Dambuster heroes ‘reunited’ in portrait exhibition honour

The Mohne Dam in North Rhine-Westphalia after being bombed by the No. 617 Squadron of the RAF, better known as the Dambusters, during Operation Chastise. Picture: Keystone/Getty Images
The Mohne Dam in North Rhine-Westphalia after being bombed by the No. 617 Squadron of the RAF, better known as the Dambusters, during Operation Chastise. Picture: Keystone/Getty Images
0
Have your say

The Scottish contribution to the most famous air raid in history will come under the spotlight at an exhibition of portraits commemorating its 75th anniversary.

The Dambusters’ raid – code name Operation Chastise – in the early hours of 17 May 1943 saw 133 Allied aircrew flying 19 Lancaster bombers on night missions to drop Sir Barnes Wallis’s revolutionary “bouncing bombs” on three major dams in the Ruhr valley in western Germany which supplied water and power.

Scottish Dambusters reunited with the squadron for historic 'Dambusters Reunited exhibition.

Scottish Dambusters reunited with the squadron for historic 'Dambusters Reunited exhibition.

Now the Dambusters Reunited exhibition, featuring 133 portraits of the airmen by Welsh artist Dan Llywelyn Hall, will take place in Lincoln, the home of the Dambusters at RAF Scampton on 13 May at the International Bomber Command Centre.

The portraits include ten Scottish airmen, and a further two who were born in Scotland and emigrated to Canada before the Second World War.

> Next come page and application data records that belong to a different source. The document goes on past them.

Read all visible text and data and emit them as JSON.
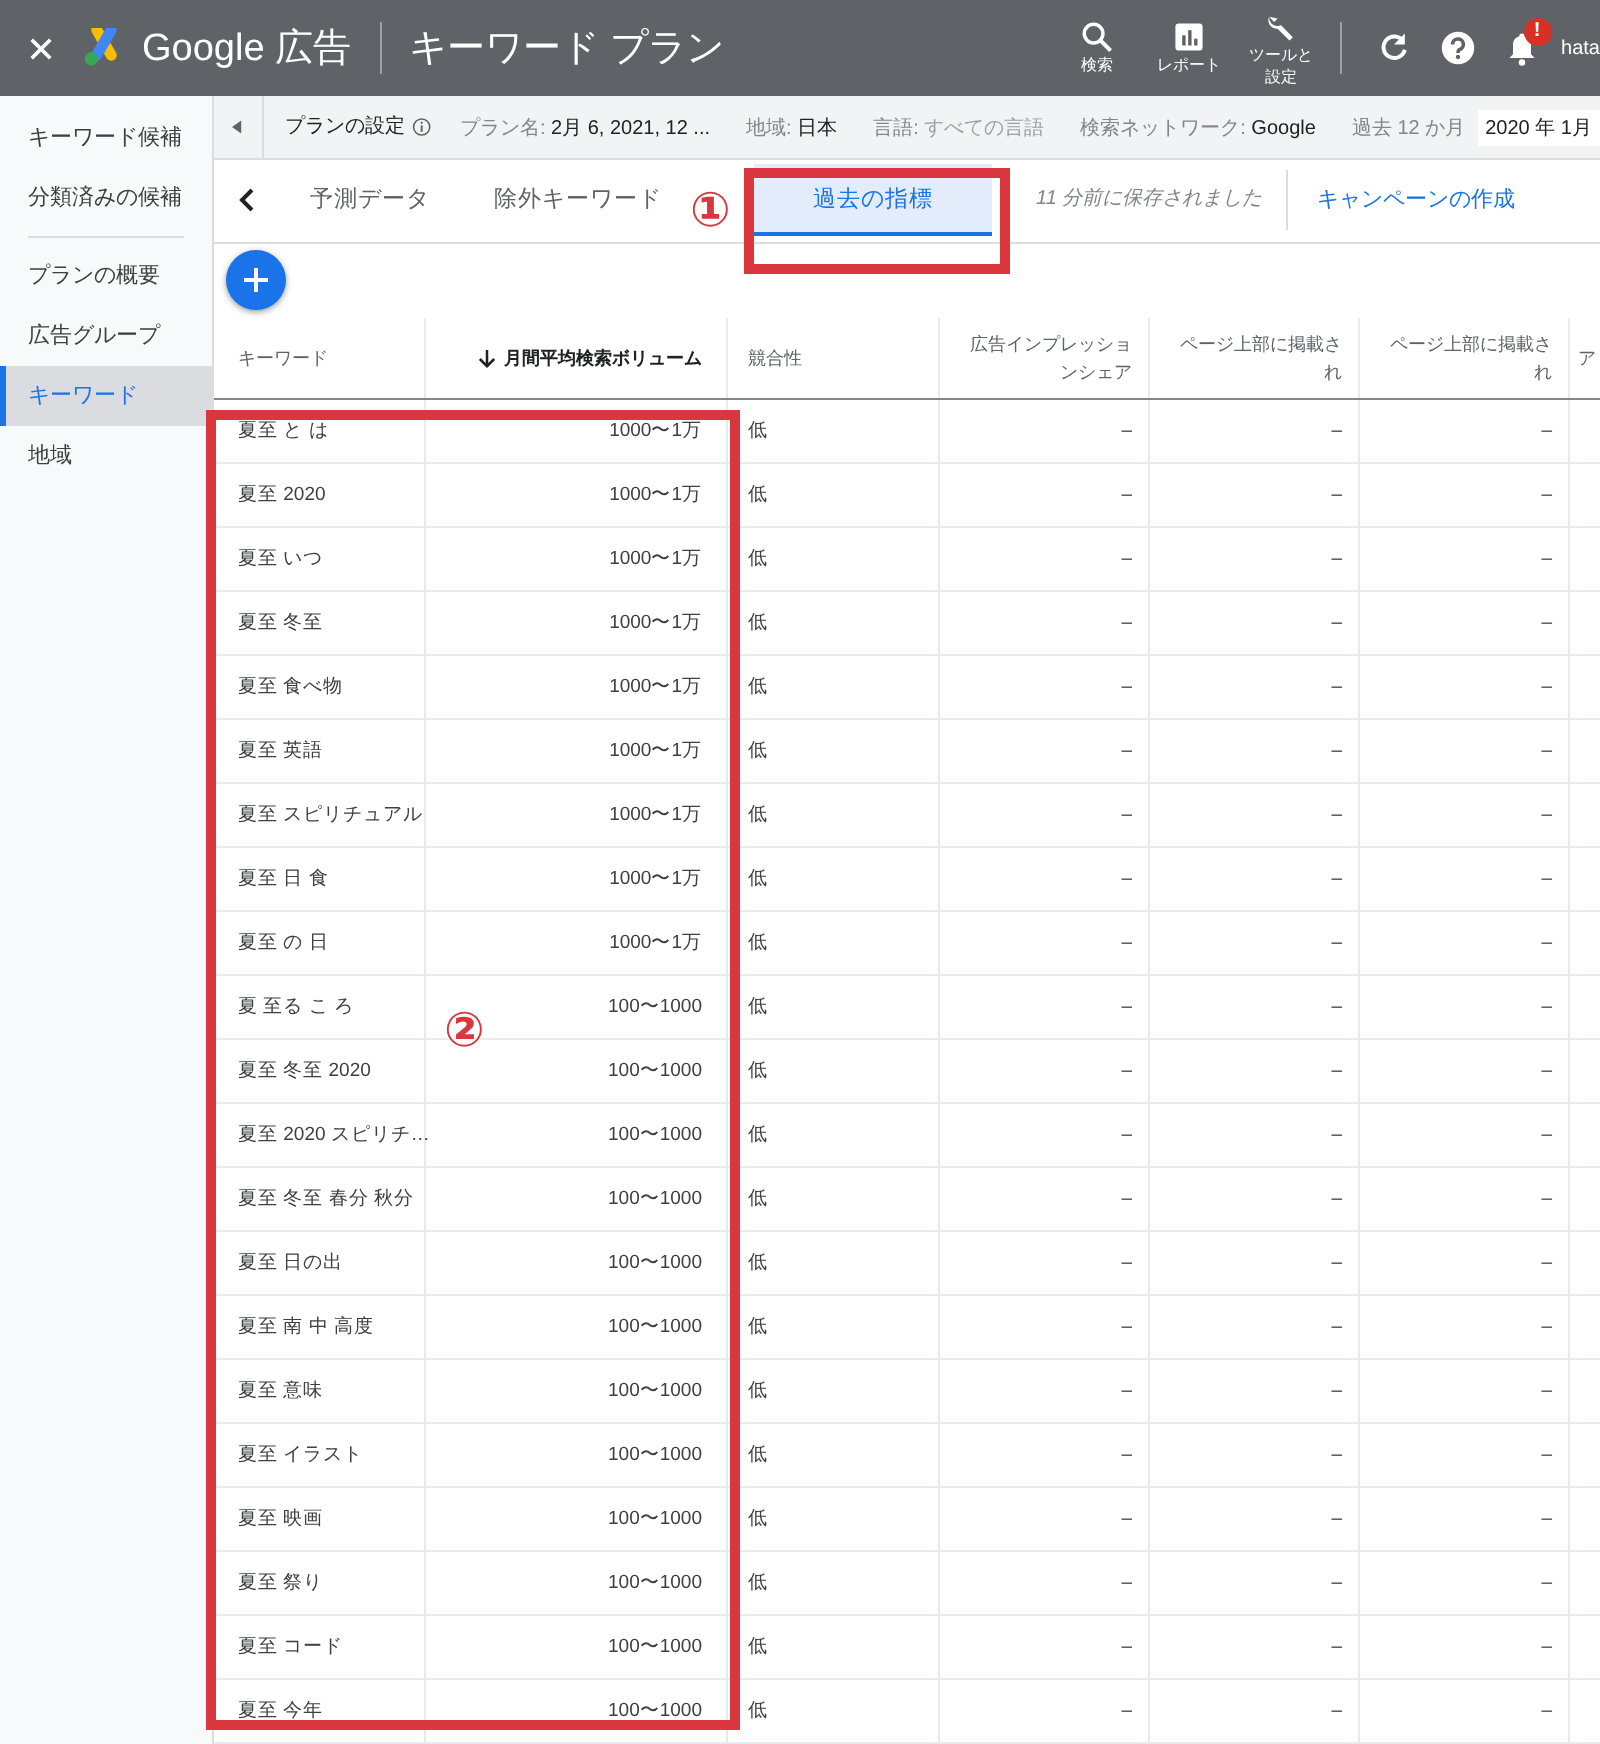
{
  "app": {
    "product": "Google 広告",
    "page_title": "キーワード プラン"
  },
  "toolbar": [
    {
      "kind": "search",
      "label": "検索"
    },
    {
      "kind": "report",
      "label": "レポート"
    },
    {
      "kind": "tools",
      "label": "ツールと設定"
    }
  ],
  "notification_badge": "!",
  "account": "hata",
  "plan_bar": {
    "title": "プランの設定",
    "fields": [
      {
        "label": "プラン名:",
        "value": "2月 6, 2021, 12 ...",
        "muted": false
      },
      {
        "label": "地域:",
        "value": "日本",
        "muted": false
      },
      {
        "label": "言語:",
        "value": "すべての言語",
        "muted": true
      },
      {
        "label": "検索ネットワーク:",
        "value": "Google",
        "muted": false
      }
    ],
    "period_label": "過去 12 か月",
    "period_value": "2020 年 1月"
  },
  "sidebar": {
    "groups": [
      {
        "items": [
          {
            "label": "キーワード候補",
            "selected": false
          },
          {
            "label": "分類済みの候補",
            "selected": false
          }
        ]
      },
      {
        "items": [
          {
            "label": "プランの概要",
            "selected": false
          },
          {
            "label": "広告グループ",
            "selected": false
          },
          {
            "label": "キーワード",
            "selected": true
          },
          {
            "label": "地域",
            "selected": false
          }
        ]
      }
    ]
  },
  "tabs": [
    {
      "label": "予測データ",
      "selected": false
    },
    {
      "label": "除外キーワード",
      "selected": false
    },
    {
      "label": "過去の指標",
      "selected": true
    }
  ],
  "saved_note": "11 分前に保存されました",
  "create_campaign": "キャンペーンの作成",
  "table": {
    "columns": [
      {
        "label": "キーワード",
        "sorted": false
      },
      {
        "label": "月間平均検索ボリューム",
        "sorted": true
      },
      {
        "label": "競合性",
        "sorted": false
      },
      {
        "label": "広告インプレッションシェア",
        "sorted": false
      },
      {
        "label": "ページ上部に掲載され",
        "sorted": false
      },
      {
        "label": "ページ上部に掲載され",
        "sorted": false
      },
      {
        "label": "ア",
        "sorted": false
      }
    ],
    "rows": [
      [
        "夏至 と は",
        "1000〜1万",
        "低",
        "–",
        "–",
        "–"
      ],
      [
        "夏至 2020",
        "1000〜1万",
        "低",
        "–",
        "–",
        "–"
      ],
      [
        "夏至 いつ",
        "1000〜1万",
        "低",
        "–",
        "–",
        "–"
      ],
      [
        "夏至 冬至",
        "1000〜1万",
        "低",
        "–",
        "–",
        "–"
      ],
      [
        "夏至 食べ物",
        "1000〜1万",
        "低",
        "–",
        "–",
        "–"
      ],
      [
        "夏至 英語",
        "1000〜1万",
        "低",
        "–",
        "–",
        "–"
      ],
      [
        "夏至 スピリチュアル",
        "1000〜1万",
        "低",
        "–",
        "–",
        "–"
      ],
      [
        "夏至 日 食",
        "1000〜1万",
        "低",
        "–",
        "–",
        "–"
      ],
      [
        "夏至 の 日",
        "1000〜1万",
        "低",
        "–",
        "–",
        "–"
      ],
      [
        "夏 至る こ ろ",
        "100〜1000",
        "低",
        "–",
        "–",
        "–"
      ],
      [
        "夏至 冬至 2020",
        "100〜1000",
        "低",
        "–",
        "–",
        "–"
      ],
      [
        "夏至 2020 スピリチ…",
        "100〜1000",
        "低",
        "–",
        "–",
        "–"
      ],
      [
        "夏至 冬至 春分 秋分",
        "100〜1000",
        "低",
        "–",
        "–",
        "–"
      ],
      [
        "夏至 日の出",
        "100〜1000",
        "低",
        "–",
        "–",
        "–"
      ],
      [
        "夏至 南 中 高度",
        "100〜1000",
        "低",
        "–",
        "–",
        "–"
      ],
      [
        "夏至 意味",
        "100〜1000",
        "低",
        "–",
        "–",
        "–"
      ],
      [
        "夏至 イラスト",
        "100〜1000",
        "低",
        "–",
        "–",
        "–"
      ],
      [
        "夏至 映画",
        "100〜1000",
        "低",
        "–",
        "–",
        "–"
      ],
      [
        "夏至 祭り",
        "100〜1000",
        "低",
        "–",
        "–",
        "–"
      ],
      [
        "夏至 コード",
        "100〜1000",
        "低",
        "–",
        "–",
        "–"
      ],
      [
        "夏至 今年",
        "100〜1000",
        "低",
        "–",
        "–",
        "–"
      ]
    ]
  },
  "annotations": [
    {
      "kind": "tab-highlight",
      "label": "①"
    },
    {
      "kind": "column-highlight",
      "label": "②"
    }
  ]
}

The men were George Gregory from Govan in Glasgow; Robert Henderson from Tarbrax, Lanarkshire; John Kinnear from Fife; Grant Rumbles from Kirtlebridge in Dumfriesshire; Alastair Taylor from Duffus, Morayshire; Charles Jarvie from Glasgow; Richard Macfarlane from Glasgow; Thomas Johnstone from Bellshill, Lanarkshire; George Chalmers from Peterhead, Aberdeenshire; Robert Paterson, from Edinburgh; George Deering, originally from Kirkintilloch and James McDowell, born in Govan, before emigrating.

The exhibition will be unveiled by squadron leader George “Johnny” Johnson, 96, the final surviving Dambuster who was awarded an MBE last year in the Queen’s Birthday Honours after a campaign to get him a knighthood.

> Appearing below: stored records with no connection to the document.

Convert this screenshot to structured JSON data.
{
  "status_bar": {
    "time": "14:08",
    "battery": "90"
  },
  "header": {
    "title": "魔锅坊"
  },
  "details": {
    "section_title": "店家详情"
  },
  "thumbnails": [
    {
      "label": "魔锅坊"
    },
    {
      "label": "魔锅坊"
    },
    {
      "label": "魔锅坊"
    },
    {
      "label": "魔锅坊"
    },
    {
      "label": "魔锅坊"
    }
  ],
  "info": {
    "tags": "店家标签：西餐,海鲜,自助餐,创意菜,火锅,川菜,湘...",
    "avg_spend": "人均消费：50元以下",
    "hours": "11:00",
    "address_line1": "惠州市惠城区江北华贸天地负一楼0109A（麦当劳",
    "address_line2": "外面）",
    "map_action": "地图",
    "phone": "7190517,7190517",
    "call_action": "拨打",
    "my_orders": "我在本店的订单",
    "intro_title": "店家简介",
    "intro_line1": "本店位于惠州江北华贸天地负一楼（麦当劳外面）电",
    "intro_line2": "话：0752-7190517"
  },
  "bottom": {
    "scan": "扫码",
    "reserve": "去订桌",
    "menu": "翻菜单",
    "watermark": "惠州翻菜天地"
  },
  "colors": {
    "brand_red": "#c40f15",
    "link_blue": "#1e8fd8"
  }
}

Llywelyn Hall said the idea for the exhibition came to him while he was working on a portrait of Mr Johnson and realised the 75th anniversary was approaching.

“When Johnny began to tell me about his crew I was completely entranced and thought about how I could ‘reunite’ him with all the men who would have been together for the last time when Barnes Wallis gave them the briefing before the raid.

“The whole event is part of our folklore and I thought about how to honour them and what they did on that momentous night.

“They had crews of seven and I know that on one of the flights there were three Scots flying in one plane. I wonder about the camaraderie that night and what they said to one another.”

The exhibition will go on display in London following its unveiling in Lincoln.

Fifty-three airmen were killed in the raid.